Although if anyone has a spare copy of his "Dime Box Dozen" card on my sidebar, I'd really appreciate having one in my collection.
Both of these guys are also new additions to my cavalcade of player collections.
Oh, yeah. I should've probably mentioned this earlier.
I collect Hideo Nomo now.
Given my fascination with MLB's "imports" over the years, I figured it was the right move. Nomo was right at the forefront of the Japanese brigade of stars, after all.
Plus, the guy taught me what a great place the blogosphere is.
That certainly counts for something.
Surprisingly, I haven't found many Triple Play cards in the dime box depths just yet.
I don't think I saw a single one at the National.
For that reason, these were a welcome flea market surprise.
We've officially made our way to the oddball portion of this post.
The '87 Donruss Dale Murphy is actually a box bottom, which explains its miscut edges. While they're not all that easy to find, I think box bottoms make for some of the best oddballs.
In hindsight, I guess it makes sense that Foot Locker would make promotional cards for their "kicks". But I'd sure never seen any before that DeShields came along.
Maybe I'm crazy, but it's a weirdly awesome piece of cardboard.
I don't collect Kyle Sleeth.
In fact, I'd never even heard of him prior to last Sunday.
Yet, against all odds, he'll be closing out today's flea market post.
Well, although it's a little tough to see in the scan, check out the bottom of this card. Specifically, the portion right near the base of the photo frame.
That's an autograph.
Now, I rarely (if ever) voluntarily add autographs to my collection these days, but this is a staggering dime box find. An autograph?
While it's not the first time such a thing has happened, finding something like this for a dime is an extremely rare occurrence.

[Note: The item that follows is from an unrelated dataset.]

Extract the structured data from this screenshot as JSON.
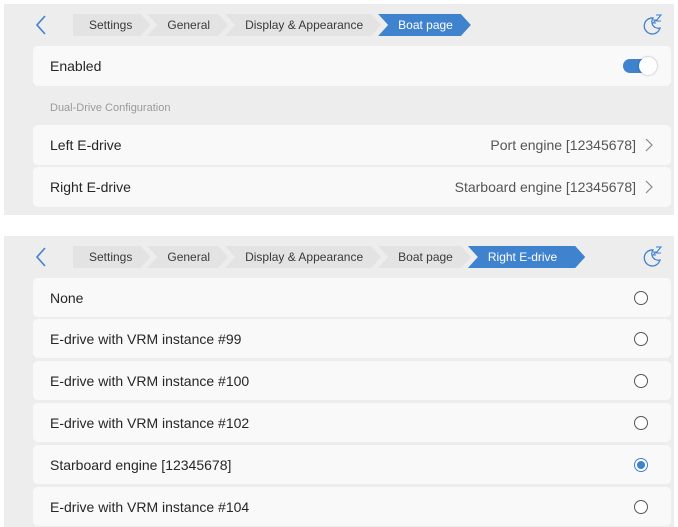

And, if anyone wants it, I'll be more than happy to PWE Mr. Sleeth to someone. I just had to document the fact that autographed cards can actually be found in dime boxes.
It's just like I always say.
The dime box gods never cease to surprise me.